Here’s how this all relates to leadership (at least in my mind)…

We all have people in our personal and professional lives that challenge us. Sometimes that challenge seems like a good thing that helps us grow, sometimes it’s just annoying.  What we have to realize is that even the annoying challenges help us grow.  Think about that employee who just seems to rub you the wrong way.  Everything they say is like nails on a chalkboard, and you usually do what you can to avoid them.  Well… what if you really gave them a chance and REALLY listened to them?  What are they trying to tell you?  What nuances of their personality have you missed because you dismissed their annoying persona from the get go?

Like I am a fan of Rush, I think it is important for leaders to be a fan of people.  Not crazy, paint your face kind of fans… well… maybe – why not?  What shows your enthusiasm for your team more than your willingness to go out on a limb for them?  What instills loyalty more than consistently delivering on your promise to be there for them?  What creates more “I will do whatever it takes” type of attitudes than having complete trust in someone and their ability to lead you in the right direction?

That’s what a fan sees.  That’s what you want your employees to see in you.  But like many things, it starts with you.

Be a fan of theirs, they will be a fan of yours.

Thanks for reading!

About the author: Matt Heller attended his first Rush concert in 1984.  He was 14 and had to buy and extra ticket so his Dad could come along as the chaperone. True story.

Leadership lessons from home improvement projects

I have never really thought about the connection between successful leadership and some of the fun things homeowners get to do. Until now.

It dawned on me recently as I was working through my to-do list, that many of the same strategies for success that held true in home improvement also worked for leadership. Here are just a few things I was thinking about while I probably should have been concentrating on my projects:

  • Attack problems at the root: Few people I know enjoy pulling weeds. Thing is, if you don’t rid your yard of the entire weed plant, it will just come back to haunt and taunt you.
  • Preparation is king: When painting, there is a good amount of prep work that should happen before you even open the can. Taping, sanding, cleaning, etc., are all key activities that can make the actual painting process go faster and make the finished product last longer.
  • Progress feels good: Whether its painting a wall or weeding the garden people like to see the positive outcome of their efforts.

So here is that same list, but this time with a leadership spin.

  • Attack problems at the root: Every situation is caused by something.  If we observe an employee do something – anything – there is a reason behind it.  We have to know what the right reason is before we can fix it. For example, let’s say we see an employee taking short cuts when cleaning a rest room.
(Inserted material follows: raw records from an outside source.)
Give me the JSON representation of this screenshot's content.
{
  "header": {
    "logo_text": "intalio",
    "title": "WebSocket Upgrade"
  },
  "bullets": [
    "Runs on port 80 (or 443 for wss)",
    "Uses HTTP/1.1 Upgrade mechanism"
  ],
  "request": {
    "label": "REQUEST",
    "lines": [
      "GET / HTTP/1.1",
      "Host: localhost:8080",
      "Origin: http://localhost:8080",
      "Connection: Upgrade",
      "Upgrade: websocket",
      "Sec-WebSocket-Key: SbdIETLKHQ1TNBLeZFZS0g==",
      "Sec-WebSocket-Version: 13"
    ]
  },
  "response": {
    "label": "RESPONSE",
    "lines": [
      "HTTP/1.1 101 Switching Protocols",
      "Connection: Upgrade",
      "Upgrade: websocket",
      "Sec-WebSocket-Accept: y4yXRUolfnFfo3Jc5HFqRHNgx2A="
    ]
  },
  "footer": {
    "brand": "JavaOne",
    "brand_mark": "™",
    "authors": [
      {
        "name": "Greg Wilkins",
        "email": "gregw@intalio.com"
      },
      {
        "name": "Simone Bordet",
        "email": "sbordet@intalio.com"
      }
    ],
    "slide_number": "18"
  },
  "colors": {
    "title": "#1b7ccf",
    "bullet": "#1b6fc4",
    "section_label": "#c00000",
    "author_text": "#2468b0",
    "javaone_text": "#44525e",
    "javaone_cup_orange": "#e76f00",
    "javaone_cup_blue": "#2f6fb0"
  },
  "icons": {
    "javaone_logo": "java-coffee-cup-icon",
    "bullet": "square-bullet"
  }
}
They could have been trained that way, they may be in a hurry, or possibly they don’t really agree with the way they were trained.  If we don’t address the true reason specifically, we could end up confused, frustrated, and with a lot of dirty rest rooms.
  • Preparation is king: As a leader, how you prepare for the season, a meeting or even a conversation can have a dramatic effect on the outcome.  Taking even 5 minutes to think about the desired outcome of a conversation, rather than just the fact that you have to have it, will ultimately help you get to the right spot in the end. Many will say they don’t have the time to prepare correctly, or to the level that they would like.  To that, I ask, where will you find the time necessary to fix what you didn’t have time to do correctly in the first place?
  • Progress feels good: People love to be able to step back and say, “I did that”. Very few things are more motivating or pride inducing! Except maybe when someone they trust and respect pays them a compliment about their accomplishments.  It takes just a few seconds to tell someone that you appreciate their efforts and results, but to them, it can make it all worthwhile.

What projects have you recently tackled that could have a leadership lesson?  Please leave a comment and let us know what you learned.

Thanks for reading!

About the author: Matt Heller had a peanut butter and jelly sandwich for lunch today. That’s Facebook worthy news, right?